Earlier Friday, Uber doubled down on its decision to ignore California Department of Motor Vehicles rules on autonomous vehicles, saying it hadn’t behaved any differently than Tesla Motors Inc., whose electric cars include a technology called autopilot.
The ride-hailing service made its self-driving cars available this week to customers in its hometown of San Francisco. Brian Soublet, the state DMV’s chief counsel, on Wednesday declared Uber’s decision “illegal” and asked the company to stop driving its autonomous cars on public roads. DMV officials also asked the attorney general’s office to intervene, according to the AG’s letter to Uber.
Uber’s self-driving cars remained on the road as of Friday, said Anthony Levandowski, head of the company’s Advanced Technologies Group, who pointed toward Tesla’s electric cars to justify Uber’s actions.
“What we are doing today is just like Tesla,” Levandowski said.
Tesla has registered with state regulators, although the company hasn’t filed updates when its vehicles are involved in car crashes or when drivers have to intervene to take over from the autopilot technology.

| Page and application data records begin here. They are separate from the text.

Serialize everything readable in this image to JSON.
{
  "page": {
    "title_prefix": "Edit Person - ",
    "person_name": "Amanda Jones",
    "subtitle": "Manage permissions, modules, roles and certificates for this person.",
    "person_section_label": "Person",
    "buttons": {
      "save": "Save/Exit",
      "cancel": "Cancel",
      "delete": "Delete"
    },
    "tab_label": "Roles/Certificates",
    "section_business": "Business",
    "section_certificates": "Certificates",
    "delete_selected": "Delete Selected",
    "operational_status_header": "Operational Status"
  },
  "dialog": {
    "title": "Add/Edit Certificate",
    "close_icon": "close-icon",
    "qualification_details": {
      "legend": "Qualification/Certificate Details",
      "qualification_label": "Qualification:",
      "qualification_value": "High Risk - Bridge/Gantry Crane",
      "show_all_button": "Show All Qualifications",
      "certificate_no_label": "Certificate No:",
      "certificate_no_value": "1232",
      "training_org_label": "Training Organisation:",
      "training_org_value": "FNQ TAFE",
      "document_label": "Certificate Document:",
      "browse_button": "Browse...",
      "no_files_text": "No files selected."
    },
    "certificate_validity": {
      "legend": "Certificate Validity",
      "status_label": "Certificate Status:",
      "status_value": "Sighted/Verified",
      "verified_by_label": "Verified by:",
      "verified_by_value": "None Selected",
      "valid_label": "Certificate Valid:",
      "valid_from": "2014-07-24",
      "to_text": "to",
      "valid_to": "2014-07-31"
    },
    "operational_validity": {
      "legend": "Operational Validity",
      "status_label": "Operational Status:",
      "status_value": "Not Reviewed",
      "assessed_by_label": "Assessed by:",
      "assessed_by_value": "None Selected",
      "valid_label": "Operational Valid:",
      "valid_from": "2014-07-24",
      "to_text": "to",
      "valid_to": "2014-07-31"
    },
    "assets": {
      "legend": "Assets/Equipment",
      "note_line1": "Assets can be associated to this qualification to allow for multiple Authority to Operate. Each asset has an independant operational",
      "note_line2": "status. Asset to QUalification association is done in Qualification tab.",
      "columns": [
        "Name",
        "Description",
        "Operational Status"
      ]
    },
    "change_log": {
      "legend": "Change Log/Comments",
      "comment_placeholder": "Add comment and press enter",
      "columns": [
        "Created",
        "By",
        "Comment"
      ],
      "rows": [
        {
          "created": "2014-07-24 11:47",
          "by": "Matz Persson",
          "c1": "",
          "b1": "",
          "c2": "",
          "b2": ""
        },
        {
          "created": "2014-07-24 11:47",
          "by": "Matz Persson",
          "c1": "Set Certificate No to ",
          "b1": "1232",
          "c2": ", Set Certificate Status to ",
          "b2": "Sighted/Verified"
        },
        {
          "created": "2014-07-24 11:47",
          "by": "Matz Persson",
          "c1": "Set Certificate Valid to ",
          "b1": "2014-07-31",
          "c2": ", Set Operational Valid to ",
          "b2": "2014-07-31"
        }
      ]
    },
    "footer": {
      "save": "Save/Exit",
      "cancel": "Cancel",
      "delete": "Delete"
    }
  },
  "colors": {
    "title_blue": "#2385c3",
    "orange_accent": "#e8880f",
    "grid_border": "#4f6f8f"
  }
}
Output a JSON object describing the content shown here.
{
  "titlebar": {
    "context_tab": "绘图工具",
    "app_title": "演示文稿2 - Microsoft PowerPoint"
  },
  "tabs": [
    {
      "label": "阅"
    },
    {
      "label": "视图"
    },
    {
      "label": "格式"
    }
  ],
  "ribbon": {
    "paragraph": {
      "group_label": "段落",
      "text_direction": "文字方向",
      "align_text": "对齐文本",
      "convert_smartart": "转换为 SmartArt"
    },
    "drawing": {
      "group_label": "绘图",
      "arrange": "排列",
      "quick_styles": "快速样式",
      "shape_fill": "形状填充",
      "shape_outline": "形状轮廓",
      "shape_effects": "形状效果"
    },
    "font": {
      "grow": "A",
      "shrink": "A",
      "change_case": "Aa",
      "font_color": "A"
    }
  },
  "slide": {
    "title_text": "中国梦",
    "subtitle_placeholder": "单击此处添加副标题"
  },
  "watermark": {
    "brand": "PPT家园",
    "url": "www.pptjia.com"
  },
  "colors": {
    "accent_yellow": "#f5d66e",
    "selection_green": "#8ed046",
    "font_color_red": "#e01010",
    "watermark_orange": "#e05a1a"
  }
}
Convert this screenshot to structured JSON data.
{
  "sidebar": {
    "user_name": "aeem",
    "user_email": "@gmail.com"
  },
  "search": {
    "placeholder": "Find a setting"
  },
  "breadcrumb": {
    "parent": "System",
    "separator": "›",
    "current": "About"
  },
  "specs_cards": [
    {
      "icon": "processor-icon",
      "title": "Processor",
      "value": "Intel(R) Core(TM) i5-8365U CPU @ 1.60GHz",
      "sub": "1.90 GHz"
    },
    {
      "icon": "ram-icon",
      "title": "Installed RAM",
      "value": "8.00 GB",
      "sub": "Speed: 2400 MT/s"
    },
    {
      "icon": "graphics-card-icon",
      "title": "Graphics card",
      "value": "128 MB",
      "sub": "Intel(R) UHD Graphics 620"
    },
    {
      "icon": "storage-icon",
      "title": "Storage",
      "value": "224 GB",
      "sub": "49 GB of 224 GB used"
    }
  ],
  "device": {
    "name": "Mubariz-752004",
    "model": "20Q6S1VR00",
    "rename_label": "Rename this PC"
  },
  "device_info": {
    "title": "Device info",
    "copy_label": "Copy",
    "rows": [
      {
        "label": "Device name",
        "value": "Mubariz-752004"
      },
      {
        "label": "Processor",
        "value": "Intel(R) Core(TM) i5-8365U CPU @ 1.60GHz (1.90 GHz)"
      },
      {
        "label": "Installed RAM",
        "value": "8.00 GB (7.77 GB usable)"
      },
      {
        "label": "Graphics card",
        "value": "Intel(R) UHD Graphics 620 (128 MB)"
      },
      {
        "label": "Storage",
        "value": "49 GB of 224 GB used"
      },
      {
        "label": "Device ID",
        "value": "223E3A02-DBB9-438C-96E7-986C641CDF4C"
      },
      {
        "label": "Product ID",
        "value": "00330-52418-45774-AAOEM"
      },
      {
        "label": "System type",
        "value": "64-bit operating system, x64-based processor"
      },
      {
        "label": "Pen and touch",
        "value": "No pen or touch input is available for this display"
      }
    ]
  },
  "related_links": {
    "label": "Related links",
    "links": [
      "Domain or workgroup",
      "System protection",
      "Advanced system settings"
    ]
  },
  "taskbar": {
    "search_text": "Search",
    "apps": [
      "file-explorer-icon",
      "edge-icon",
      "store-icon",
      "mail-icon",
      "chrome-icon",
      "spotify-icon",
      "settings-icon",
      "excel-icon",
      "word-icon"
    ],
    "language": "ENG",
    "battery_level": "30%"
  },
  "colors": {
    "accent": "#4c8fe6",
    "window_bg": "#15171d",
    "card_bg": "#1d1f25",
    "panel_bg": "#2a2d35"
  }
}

Uber hasn’t registered with the DMV at all.
The DMV on Thursday seemed to dismiss the Tesla-Uber comparison, saying it doesn’t consider Tesla’s vehicles autonomous and subject to the reporting requirements. “The Tesla vehicles with autopilot are not autonomous, they are not included under their AV testing permit,” a DMV spokesman said in a statement.
The California vehicle code defines an autonomous vehicle as a “technology that has the capability to drive a vehicle without the active physical control or monitoring by a human operator.”
Uber’s cars can’t drive without the monitoring of a human operator, Levandowski said. He declined to compare the company’s technology with Alphabet Inc.’s self-driving cars, which use human supervisors to monitor their systems. Alphabet, which recently spun out its self-driving cars into a separate group called Waymo, reports accidents and interventions to the DMV.
Levandowski declined to say whether Uber would keep its cars on San Francisco’s streets. “We are continuing our discussions with the DMV and all other interested parties,” he said Friday. “I can’t speculate what the future is going to be, but we’re committed to talking with people and resolving it.”